So, why did "Skyfall" remind me of this bizarre incident? Because part of what the clever makers of that film did was to take some of those wonderful little gadgets from the earlier Bond films, which would so transfix and delight us with their novelty and inventiveness, and juxtapose them with the utterly dwarfing reality of our current degree of technological sophistication. I'll never forget Javier Bardem's bad guy character, Silva, explaining to Mr. Bond, "Just a click there and a stock market crash, another click here, civil war in Somalia..." He might as well have said, "a click here and planes on TV fly into skyscrapers. A click here, and George Bush becomes President. A click here and Netanyahu becomes Prime Minister.

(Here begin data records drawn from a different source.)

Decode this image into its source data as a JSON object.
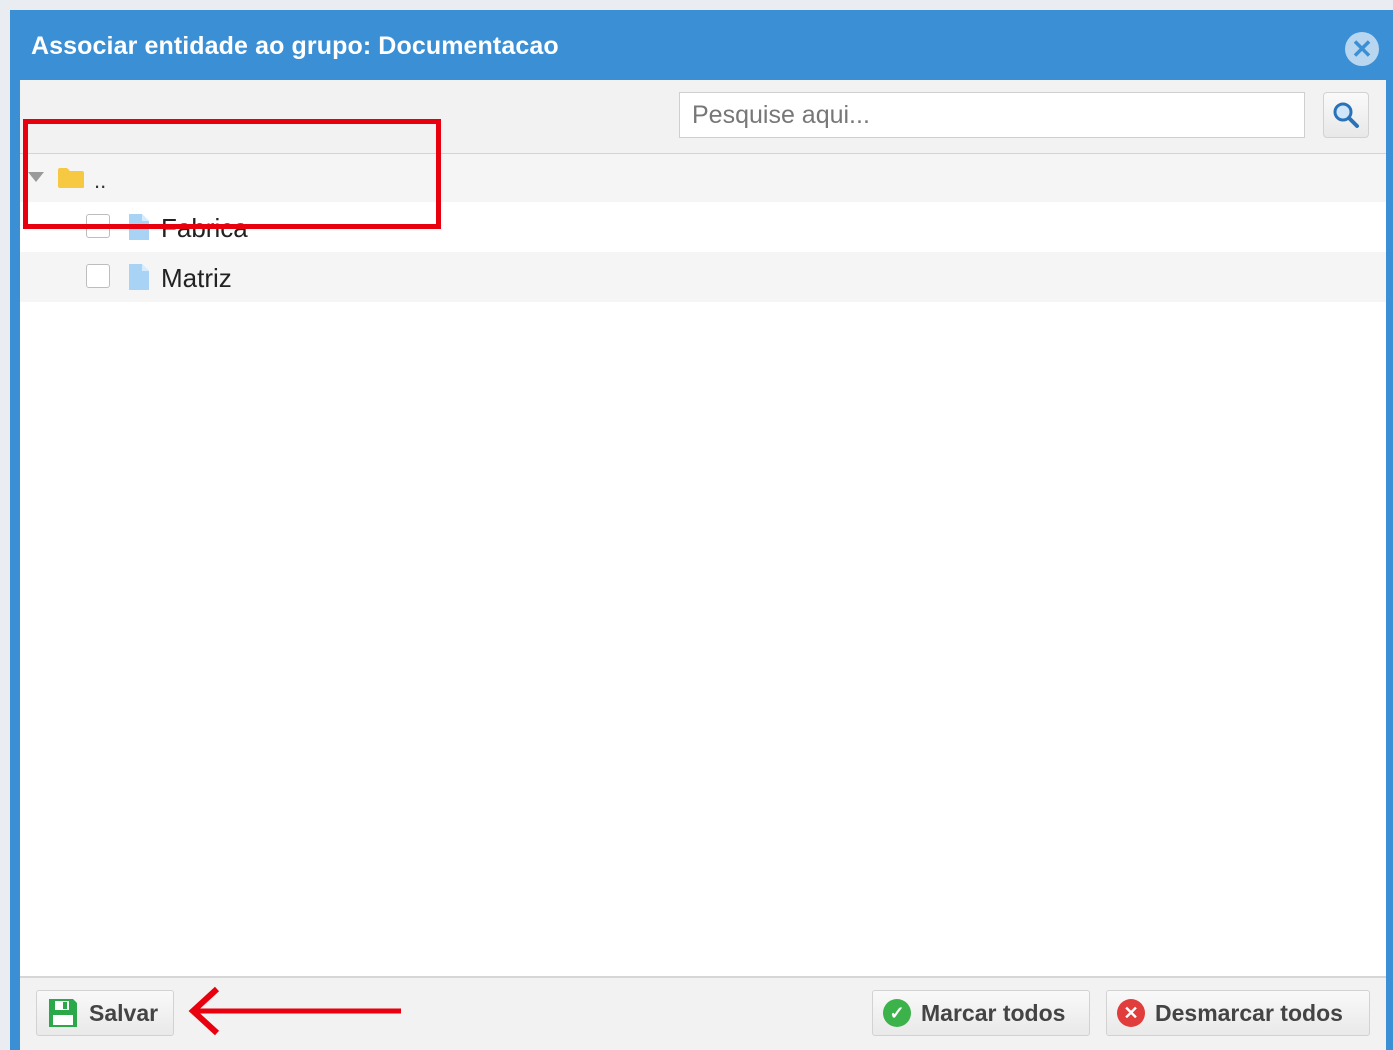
{
  "dialog": {
    "title": "Associar entidade ao grupo: Documentacao",
    "close_glyph": "✕"
  },
  "search": {
    "placeholder": "Pesquise aqui...",
    "value": ""
  },
  "tree": {
    "root_label": "..",
    "items": [
      {
        "label": "Fabrica",
        "checked": false,
        "icon": "file-icon"
      },
      {
        "label": "Matriz",
        "checked": false,
        "icon": "file-icon"
      }
    ]
  },
  "footer": {
    "save_label": "Salvar",
    "mark_all_label": "Marcar todos",
    "unmark_all_label": "Desmarcar todos"
  },
  "colors": {
    "title_bar": "#3a8fd5",
    "highlight": "#e8000e",
    "save_icon": "#2aa84a",
    "check": "#3cb34a",
    "x": "#e23d3d",
    "folder": "#f7c842",
    "file": "#a9d3f5"
  }
}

A click here, a bomb goes off at the Boston Marathon or on a subway in London, or "terrorists" kill cartoonists, or gas drops to new lows, or the GOP takes control of the Senate or the NSA reads your email, taps your phone and then plants "incriminating evidence" on your hard drive, ad infinituum..."
Is this too far fetched? Am I making distinct, individual events out to be part of some sinister master plan? Probably yes and no.
But, Carl Icahn's corporate stalker story was about 40 years ago, and already the "insiders'" resources were virtually limitless, their access to personal and/or proprietary information seemingly absolute, and ability to control and manipulate it for their own personal gain mind-boggling; all while keeping our lawmakers on a short enough leash so as not to interfere in the least.
About this time Norman Mailer once said, "This country is as tightly controlled as a Cellini painting." So, perhaps the technological advances and virtual wiring of the entire planet since that time are not literally responsible for every single move away from the principles on which this country was originally founded, and our inexorable movement towards a totalitarian oligarchy. But I think it's time to consider the possibility these same organizing forces and principles, which have kept moving forward and evolving, in tandem with our ever advancing technological know-how for nearly half a century, have now become impenetrable. And any attempt to address or undo them, through our traditional democratic processes, is essentially spitting into the wind.
If this is indeed the case, how then do we proceed?
(Article changed on March 19, 2015 at 11:11)